Your task is to copy every line below that contains the word "about".

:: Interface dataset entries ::

------------------------

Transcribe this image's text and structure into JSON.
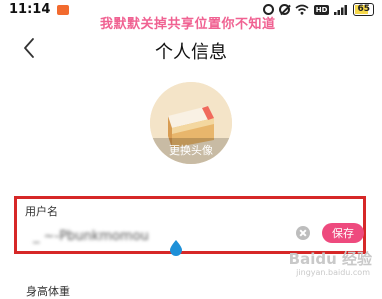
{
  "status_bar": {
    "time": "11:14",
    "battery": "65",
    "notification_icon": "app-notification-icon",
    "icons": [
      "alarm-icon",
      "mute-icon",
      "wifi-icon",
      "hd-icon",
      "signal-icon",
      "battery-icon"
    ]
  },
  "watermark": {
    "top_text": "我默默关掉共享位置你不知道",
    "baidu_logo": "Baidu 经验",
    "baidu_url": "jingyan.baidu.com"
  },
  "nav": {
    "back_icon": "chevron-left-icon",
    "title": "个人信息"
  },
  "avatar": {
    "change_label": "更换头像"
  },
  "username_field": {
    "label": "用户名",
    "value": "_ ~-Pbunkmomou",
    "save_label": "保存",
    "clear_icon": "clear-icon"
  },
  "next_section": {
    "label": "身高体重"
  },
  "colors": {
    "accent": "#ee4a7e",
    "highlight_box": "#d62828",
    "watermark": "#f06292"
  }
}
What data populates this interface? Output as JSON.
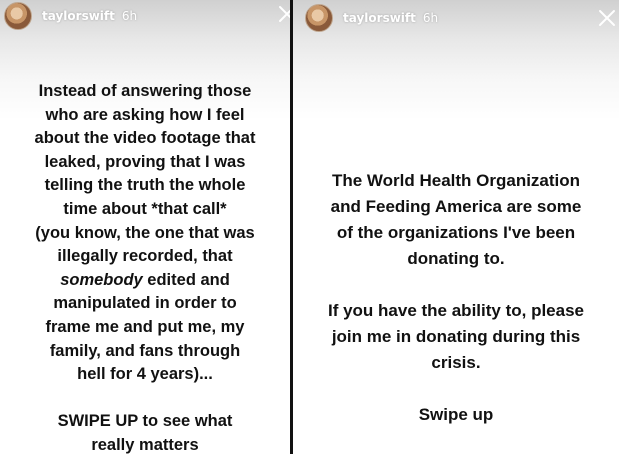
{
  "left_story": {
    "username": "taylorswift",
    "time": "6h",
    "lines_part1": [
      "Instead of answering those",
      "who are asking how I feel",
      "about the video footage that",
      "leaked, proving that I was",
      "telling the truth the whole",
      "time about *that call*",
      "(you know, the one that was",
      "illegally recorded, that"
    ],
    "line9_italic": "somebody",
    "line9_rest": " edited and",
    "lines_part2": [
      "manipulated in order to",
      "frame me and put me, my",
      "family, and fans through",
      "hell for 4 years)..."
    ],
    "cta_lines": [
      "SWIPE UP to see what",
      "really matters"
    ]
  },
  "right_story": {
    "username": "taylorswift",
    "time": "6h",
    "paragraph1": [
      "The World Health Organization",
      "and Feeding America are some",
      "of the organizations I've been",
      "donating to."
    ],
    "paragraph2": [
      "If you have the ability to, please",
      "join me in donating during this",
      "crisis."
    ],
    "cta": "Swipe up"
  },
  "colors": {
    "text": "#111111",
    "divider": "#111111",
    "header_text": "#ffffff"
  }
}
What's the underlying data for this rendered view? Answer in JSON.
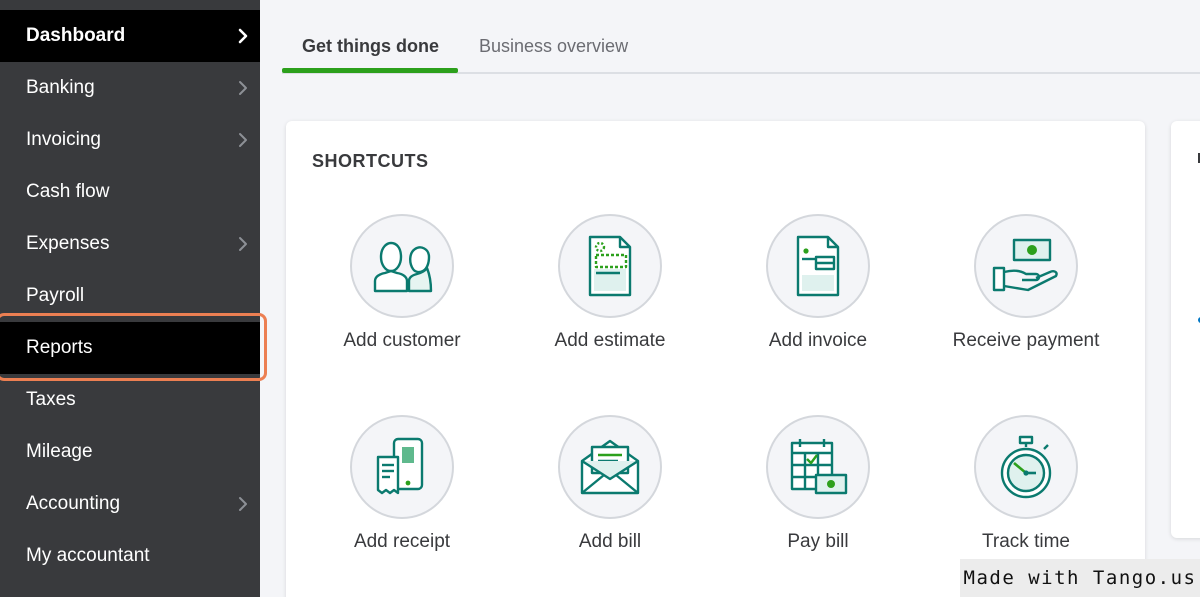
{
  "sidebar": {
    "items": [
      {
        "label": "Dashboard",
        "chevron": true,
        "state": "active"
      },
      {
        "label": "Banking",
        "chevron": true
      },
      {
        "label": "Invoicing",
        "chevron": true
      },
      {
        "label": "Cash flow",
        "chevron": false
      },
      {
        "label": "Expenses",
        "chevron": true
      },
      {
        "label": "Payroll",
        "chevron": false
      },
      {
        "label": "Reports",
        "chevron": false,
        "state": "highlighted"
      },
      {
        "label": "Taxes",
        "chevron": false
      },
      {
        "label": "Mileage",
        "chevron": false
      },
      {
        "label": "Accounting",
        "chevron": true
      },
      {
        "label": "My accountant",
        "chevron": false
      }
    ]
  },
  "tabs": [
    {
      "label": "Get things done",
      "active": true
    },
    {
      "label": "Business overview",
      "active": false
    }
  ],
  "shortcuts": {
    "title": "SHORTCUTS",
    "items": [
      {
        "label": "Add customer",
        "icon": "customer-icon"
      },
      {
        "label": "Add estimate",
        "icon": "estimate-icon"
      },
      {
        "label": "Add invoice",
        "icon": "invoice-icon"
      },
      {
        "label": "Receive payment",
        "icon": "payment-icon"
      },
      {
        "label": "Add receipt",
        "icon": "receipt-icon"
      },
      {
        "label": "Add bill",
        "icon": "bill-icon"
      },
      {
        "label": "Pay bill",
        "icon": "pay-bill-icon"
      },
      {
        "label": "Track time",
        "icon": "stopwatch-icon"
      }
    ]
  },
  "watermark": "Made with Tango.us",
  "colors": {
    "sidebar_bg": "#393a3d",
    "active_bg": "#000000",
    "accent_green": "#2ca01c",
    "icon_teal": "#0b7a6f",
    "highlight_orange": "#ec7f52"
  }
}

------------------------

:: ANSWER BOX ::
      "about the video footage that",
      "time about *that call*",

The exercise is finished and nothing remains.